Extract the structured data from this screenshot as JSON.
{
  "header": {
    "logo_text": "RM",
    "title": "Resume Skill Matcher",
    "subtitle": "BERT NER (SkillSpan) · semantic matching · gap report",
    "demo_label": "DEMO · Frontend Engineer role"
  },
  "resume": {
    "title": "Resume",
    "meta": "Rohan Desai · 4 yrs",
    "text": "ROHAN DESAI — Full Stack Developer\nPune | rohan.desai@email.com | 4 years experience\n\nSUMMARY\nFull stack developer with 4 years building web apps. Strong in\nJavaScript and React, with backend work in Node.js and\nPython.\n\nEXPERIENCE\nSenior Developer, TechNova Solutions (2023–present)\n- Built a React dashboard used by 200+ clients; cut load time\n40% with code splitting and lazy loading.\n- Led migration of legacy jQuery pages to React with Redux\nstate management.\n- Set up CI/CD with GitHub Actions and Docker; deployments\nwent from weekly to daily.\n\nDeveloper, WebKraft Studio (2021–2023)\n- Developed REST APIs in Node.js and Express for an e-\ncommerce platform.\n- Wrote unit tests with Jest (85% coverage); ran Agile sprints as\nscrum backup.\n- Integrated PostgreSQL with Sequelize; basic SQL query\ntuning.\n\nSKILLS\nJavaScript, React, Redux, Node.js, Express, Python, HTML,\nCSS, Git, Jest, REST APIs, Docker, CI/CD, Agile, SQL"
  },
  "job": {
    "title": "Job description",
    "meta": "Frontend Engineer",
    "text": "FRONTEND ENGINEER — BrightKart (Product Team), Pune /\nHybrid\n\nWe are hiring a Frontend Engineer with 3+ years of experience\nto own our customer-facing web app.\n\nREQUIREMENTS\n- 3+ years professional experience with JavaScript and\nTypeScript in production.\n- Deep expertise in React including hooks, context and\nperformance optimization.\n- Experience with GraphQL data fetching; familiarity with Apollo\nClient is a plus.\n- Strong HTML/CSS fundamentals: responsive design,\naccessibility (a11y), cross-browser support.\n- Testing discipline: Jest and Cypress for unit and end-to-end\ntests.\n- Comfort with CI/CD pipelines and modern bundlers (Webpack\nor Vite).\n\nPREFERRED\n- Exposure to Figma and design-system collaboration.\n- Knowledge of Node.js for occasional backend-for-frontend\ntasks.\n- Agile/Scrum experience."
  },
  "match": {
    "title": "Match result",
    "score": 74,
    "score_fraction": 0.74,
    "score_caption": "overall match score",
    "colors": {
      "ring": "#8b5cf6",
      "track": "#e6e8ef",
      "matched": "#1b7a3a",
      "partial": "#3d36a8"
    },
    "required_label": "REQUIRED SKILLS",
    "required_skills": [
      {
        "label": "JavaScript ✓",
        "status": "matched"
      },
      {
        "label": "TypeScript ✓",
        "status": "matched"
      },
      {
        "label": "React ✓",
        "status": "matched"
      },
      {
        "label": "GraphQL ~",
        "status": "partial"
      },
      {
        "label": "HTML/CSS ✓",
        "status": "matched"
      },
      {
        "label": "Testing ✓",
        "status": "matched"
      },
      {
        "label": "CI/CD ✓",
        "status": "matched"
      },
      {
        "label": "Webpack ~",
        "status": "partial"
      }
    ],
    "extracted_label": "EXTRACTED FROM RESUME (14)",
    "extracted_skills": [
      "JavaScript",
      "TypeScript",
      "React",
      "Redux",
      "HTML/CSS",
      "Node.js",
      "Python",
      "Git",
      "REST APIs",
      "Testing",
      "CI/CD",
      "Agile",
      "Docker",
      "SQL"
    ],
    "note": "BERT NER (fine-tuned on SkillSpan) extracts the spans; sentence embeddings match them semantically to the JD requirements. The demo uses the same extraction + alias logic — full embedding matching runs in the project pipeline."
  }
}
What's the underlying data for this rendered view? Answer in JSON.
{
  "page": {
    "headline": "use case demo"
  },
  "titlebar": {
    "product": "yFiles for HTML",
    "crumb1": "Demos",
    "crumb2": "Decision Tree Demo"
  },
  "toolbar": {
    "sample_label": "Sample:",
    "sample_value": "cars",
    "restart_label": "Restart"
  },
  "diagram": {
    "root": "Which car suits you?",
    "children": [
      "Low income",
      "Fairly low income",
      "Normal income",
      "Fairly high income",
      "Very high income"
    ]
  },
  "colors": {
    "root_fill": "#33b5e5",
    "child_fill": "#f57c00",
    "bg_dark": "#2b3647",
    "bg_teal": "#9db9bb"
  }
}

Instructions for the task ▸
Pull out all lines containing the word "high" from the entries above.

Output for this task ▸
      "Fairly high income",
      "Very high income"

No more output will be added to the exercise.